WHAT IT CAN DO
Providers could upgrade long haul networks around the globe with this new fiber optic technology. These companies include the NBN Co. NBN is deploying Australia’s national broadband network. The company expects to complete this network by 2020.
NBN is “prepared for future demand.” However, they have also stated that fiber optic advances such as this one by RMIT need further testing and acceptance before being deployed. A spokesperson commented, “Laboratories continually test new communications technologies for many years before they are commercialized. Equipment manufacturers and network operators must accept these new methods on a widespread scale before they are ready to be deployed in the field.”
Have you ever wondered how an e-mail reaches your inbox from a co-worker in Europe? Or how a Facebook message gets to you from a cousin in Africa?
The answer lies beneath the ocean. More than 745,000 miles of submarine cables featuring optical fiber make up most of the actual physical internet. These cables wind between and around continents, carrying almost all of our global internet communication.
Recently, the huge amount of data sent between connected smart devices has begun clogging this network of submarine cables, just as interstate highways become jammed with traffic. One way to deal with this massive data growth is to increase the bandwidth capacity of the physical internet. Another way is to create more direct transmission paths between continents.
Taking It Direct
A new project in Finland hopes to use this second method. The plan is to install a new fiber optic cable route across the Arctic Ocean – the only large water body that is really untouched by submarine cables. While melting sea ice raises tremendous concerns for the health of our planet, it presents an entirely new opportunity to install digital links on a straight course between continents.
For data from Asia to reach Europe, it must travel over thousands of cable miles around Asia, up through the Suez Canal and across the Mediterranean Sea into continental Europe. And while this occurs faster than the blink of an eye (about 253 milliseconds), researchers say that data and communication could travel 30 percent faster over a shorter, more direct cable route through the Arctic.
Faster Connections Are Key
Banks and financial trading groups eagerly await faster connections. Traders depend on powerful, low latency networks to buy and sell securities where milliseconds can affect profit and loss. However, big data would also benefit. Today, internet-connected devices outnumber people on the Earth by an almost 3 to 1 margin. And experts predict that internet traffic between Europe and Asia will triple in the next five years.
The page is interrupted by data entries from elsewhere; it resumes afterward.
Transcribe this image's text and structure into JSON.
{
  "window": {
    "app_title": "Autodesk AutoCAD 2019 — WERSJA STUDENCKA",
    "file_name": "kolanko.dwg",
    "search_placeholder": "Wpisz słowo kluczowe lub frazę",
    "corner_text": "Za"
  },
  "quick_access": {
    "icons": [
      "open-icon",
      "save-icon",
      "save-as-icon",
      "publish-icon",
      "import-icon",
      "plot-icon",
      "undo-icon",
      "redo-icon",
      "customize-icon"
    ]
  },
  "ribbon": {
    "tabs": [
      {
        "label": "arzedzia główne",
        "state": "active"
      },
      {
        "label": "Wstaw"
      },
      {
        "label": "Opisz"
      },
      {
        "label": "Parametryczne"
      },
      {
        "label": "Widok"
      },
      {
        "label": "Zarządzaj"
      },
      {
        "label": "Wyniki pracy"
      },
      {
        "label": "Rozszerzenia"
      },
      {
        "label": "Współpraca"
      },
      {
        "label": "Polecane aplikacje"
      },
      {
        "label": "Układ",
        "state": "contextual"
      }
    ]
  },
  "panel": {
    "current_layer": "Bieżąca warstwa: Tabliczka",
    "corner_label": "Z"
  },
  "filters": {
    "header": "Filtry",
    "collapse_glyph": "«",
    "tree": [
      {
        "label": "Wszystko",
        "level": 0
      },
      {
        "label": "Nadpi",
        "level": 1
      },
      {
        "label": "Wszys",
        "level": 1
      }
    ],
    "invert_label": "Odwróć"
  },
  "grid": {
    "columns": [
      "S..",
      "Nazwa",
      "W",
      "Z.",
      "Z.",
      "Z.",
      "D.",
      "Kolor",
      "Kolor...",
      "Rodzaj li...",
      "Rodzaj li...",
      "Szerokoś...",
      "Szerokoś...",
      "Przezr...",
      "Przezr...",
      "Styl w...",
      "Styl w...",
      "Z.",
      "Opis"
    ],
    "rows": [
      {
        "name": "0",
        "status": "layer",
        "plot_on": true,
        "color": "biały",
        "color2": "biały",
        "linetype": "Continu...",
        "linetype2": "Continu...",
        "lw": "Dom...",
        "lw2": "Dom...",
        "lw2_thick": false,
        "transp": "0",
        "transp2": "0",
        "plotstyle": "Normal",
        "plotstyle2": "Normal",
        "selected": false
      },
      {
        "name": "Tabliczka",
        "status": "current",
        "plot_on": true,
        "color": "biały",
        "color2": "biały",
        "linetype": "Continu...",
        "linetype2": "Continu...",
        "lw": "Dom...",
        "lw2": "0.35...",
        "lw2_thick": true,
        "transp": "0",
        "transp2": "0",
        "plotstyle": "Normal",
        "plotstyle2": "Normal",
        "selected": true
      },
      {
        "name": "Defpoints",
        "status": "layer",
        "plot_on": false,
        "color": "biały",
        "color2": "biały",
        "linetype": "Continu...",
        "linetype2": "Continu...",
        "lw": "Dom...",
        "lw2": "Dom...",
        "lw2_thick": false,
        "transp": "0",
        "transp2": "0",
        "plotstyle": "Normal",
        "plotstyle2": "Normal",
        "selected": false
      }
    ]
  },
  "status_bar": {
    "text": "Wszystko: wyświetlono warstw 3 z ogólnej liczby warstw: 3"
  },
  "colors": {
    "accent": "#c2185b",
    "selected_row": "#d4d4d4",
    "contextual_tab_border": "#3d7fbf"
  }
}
The deployment of this new cable would actually extend an existing cable route through Finland into Germany. And while a feasibility study by the Government of Finland calls the project a “win-win-win” for Europe, Russia and Asia, there are key areas of concern.
First, constructing this new cable route would cost nearly a billion Euros. Secondly, the icy Arctic terrain and harsh weather conditions would certainly present logistical challenges. And there are always issues involving security. However, a separate cable installation linking Tokyo and London by way of Alaska and Canada is already underway.
Our planet needs more almost supersonic connections. We can expect to see more efforts around the globe to reduce data “pile-ups” and speed the delivery of data and communication.